So I decided to finally teach my illustration process from start to finish. I never gave much thought to teaching my process for illustration. However I’ve noticed over the last couple of years it’s really needed.

Even if you are not looking to become a professional illustrator it’s really important to recognize that you need a process or system to create consistently good artwork time and time again.

Let’s face it our time is limited. Who wants to waste their Saturday working on a piece of art only to realize on Sunday that it totally does not work. That’s where frustration comes into play. We all know that frustration kills momentum.

If you are looking to end any frustration you have been experiencing with creating your art, I encourage you to start thinking about your process.

Currently I’m in the midst of creating a thirteen part “Process” course over in the members area of Drawing Tutorials Online.

In this new “Process” course I will create a finished illustration detailing my entire process from start to finsh. I mean everything from thumbnail sketches to review notes.

Now of course I do not expect every member to use my exact work process. That’s not the point of the course. I’m just trying to show members that creating consistently good artwork do not happen by accident.

If this sounds interesting to you definitely consider a membership to Drawing Tutorials Online. My main goal for the website is to help members create better art, period. A system will certainly help you with that.

Thanks for reading! Now get started immediately with improving your work process.


Emily’s Sketchbook – Italian Inspired

Emily’s Sketchbook – Italian Inspired

Emily is a student currently enrolled in my foundation drawing class at the School of Visual Arts in Manhattan New York. Emily certainly brings a ton of energy into the classroom.
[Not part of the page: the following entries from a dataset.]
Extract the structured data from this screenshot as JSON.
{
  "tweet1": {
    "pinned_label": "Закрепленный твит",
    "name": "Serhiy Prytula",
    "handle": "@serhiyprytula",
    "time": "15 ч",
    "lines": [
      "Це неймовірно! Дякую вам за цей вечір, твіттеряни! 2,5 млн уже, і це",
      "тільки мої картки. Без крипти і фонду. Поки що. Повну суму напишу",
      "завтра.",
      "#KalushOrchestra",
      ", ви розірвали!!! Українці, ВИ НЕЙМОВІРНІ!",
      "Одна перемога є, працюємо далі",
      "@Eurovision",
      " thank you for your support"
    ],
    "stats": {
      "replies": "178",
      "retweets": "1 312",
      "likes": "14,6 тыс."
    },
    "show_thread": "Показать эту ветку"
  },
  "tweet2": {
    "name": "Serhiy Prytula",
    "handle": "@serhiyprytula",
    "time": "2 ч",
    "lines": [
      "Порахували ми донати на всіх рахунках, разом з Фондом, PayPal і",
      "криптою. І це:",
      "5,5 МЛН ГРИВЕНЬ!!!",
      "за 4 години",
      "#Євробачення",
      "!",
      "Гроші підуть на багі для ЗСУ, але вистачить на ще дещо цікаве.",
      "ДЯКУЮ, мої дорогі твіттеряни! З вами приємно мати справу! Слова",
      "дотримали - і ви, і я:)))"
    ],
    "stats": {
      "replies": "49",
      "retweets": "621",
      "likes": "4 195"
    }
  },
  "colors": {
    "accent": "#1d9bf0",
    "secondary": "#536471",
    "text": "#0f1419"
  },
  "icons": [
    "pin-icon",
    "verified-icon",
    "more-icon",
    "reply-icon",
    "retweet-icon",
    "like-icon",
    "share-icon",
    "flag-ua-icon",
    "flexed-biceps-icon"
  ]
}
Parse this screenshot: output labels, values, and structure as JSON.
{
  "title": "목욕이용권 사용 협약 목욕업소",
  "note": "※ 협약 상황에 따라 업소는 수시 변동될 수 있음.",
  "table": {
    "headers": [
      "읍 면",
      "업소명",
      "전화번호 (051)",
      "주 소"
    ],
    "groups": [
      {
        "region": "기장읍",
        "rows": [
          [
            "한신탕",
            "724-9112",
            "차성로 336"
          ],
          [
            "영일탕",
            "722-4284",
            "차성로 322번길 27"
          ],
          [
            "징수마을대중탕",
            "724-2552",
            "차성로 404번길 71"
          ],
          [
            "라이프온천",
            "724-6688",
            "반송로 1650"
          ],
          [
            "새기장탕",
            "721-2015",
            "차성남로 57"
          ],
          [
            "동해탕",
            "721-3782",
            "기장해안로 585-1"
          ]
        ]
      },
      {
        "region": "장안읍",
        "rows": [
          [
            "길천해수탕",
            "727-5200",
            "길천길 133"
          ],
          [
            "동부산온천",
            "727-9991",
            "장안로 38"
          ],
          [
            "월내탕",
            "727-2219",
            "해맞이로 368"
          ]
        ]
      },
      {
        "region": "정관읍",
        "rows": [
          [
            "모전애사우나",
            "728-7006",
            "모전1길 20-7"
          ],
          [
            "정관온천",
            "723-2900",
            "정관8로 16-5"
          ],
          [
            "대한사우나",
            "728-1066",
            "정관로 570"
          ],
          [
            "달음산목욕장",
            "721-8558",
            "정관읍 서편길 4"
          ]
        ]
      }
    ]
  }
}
What I like most about Emily’s sketchbook is her originality. I like so much that she expresses how she is feeling through her drawings.

For instance how she drew the pain she was feeling with a terrible headache is pretty incredible. When I have a headache I just want to crawl up in bed. Plus drawing her dreams is pretty cool too.

I really do see a ton of improvement in Emily’s drawings midway through the sketchbook video. Her black ballpoint pen line is amazing.

I hope you enjoyed looking through Emily’s sketchbook drawings. I certainly did.



Check out Emily’s Instagram. Thanks again Emily for sharing your art. Looking forward to the next sketchbook.

Learn more about a membership to Drawing Tutorials Online.